Ralph Nader contracts attracted very little trading, though the 1% or greater contracts gave Nader a 60% chance of obtaining 1% of the vote as late as early October. Nader contracts for 3% and above did not trade at all —- or almost not at all —- Intrade’-s web page table (screenshot below chart) shows a few trades, but no advanced chart or closing price/volume download, and there seemed to be an (unrelated?) possible bug with Nader contract reporting fairly consistently —- last trade prices would not be remembered and reported in the aforementioned table —- or it could be user (me) error/misunderstanding.
Both Barr and Nader contracts were traded heavily (for them) post-election, presumably as traders freed up cash and unwound positions —- for unkown reasons Intrade still has not expired the contracts.

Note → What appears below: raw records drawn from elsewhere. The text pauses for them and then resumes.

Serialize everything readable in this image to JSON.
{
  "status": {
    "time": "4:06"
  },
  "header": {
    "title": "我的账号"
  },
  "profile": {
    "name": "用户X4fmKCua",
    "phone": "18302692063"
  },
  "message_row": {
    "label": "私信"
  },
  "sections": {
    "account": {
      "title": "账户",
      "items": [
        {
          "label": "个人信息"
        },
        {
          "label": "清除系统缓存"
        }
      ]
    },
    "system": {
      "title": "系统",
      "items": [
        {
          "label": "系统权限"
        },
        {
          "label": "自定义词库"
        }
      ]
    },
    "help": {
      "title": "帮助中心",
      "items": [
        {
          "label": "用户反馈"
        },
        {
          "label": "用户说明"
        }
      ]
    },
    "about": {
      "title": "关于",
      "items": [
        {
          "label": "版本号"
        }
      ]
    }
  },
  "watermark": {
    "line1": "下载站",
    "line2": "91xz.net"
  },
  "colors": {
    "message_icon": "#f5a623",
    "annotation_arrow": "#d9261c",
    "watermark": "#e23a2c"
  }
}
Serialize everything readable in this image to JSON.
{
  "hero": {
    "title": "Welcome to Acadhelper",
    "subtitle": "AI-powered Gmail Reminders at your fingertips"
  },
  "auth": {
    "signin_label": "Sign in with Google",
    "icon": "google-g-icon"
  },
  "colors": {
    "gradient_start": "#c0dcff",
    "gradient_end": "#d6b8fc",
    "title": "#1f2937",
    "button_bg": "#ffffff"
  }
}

Spurred by comments from David Nolan (scan the page for “-Intrade”- or my name), I also attempted to gauge what traders thought about the average vote percentage candidates would receive across all scenarios —- even a small chance of a genuine breakthrough could make an otherwise hopeless campaign (in the LP’-s case, 9 such presidential campaigns prior to 2008) worthwhile. See below for the average (not most likely!) vote percentage over time each candidate might be expected to receive if the campaign were re-run may times. Assumptions: a floor of .5% (cases in which 1% is not met), very generous given that Barr did not reach even that, and only one LP candidate ever has, if candidate crosses threshold, they do so by .5%, also generous, and if 7% (the highest contract) is crossed, they obtain 7.5% of the vote, slightly ungenerous given the non-impossibility of obtaining a much higher percentage of the vote. Longshot bias should also expected to be at play. I don’-t think these numbers should give LP or other third party advocates any comfort, though I admit my own bias on the matter. The average of all Barr scenarios declined steadily as the election approached, while Nader contracts did not trade until closer to the election, and they both ended at an average of 1% across all scenarios just before the election.
In the end Nader received 0.54% of the vote, beating Barr for (a very distant) third place behind Obama and McCain.
All of the data used above may be found in intrade-2008-barr-nader.zip. The spreadsheet file intrade-2008-barr-nader.ods aggregates everything.
I’-d like to see:
- Fewer contracts (in 2008 there were 7 for Barr and Nader each, from 1% through 7%- actually 8 each counting an electoral vote contract that received almost no attention) might be better, and one testing 0.5% of the vote, which is a more relevant barrier for the LP (only broken once, in 1980) —- maybe 0.5%, 1%, and 3%, or perhaps a single log-scaled contract.
- Minor vote total contracts contingent on nominee —- assuming they had attracted trades, would they have expected the more mainstream for US politics (but less mainstream among libertarians) Bob Barr to outperform other candidates for the LP nomination?
- Even better than contingent nominee/vote total contracts, contingent nominee/some measure of welfare or liberty contracts. Presumably these would show no difference among LP nominees, on the theory that no such nominee will make a difference in the world.
- More trades! Why are libertarians afraid of the market?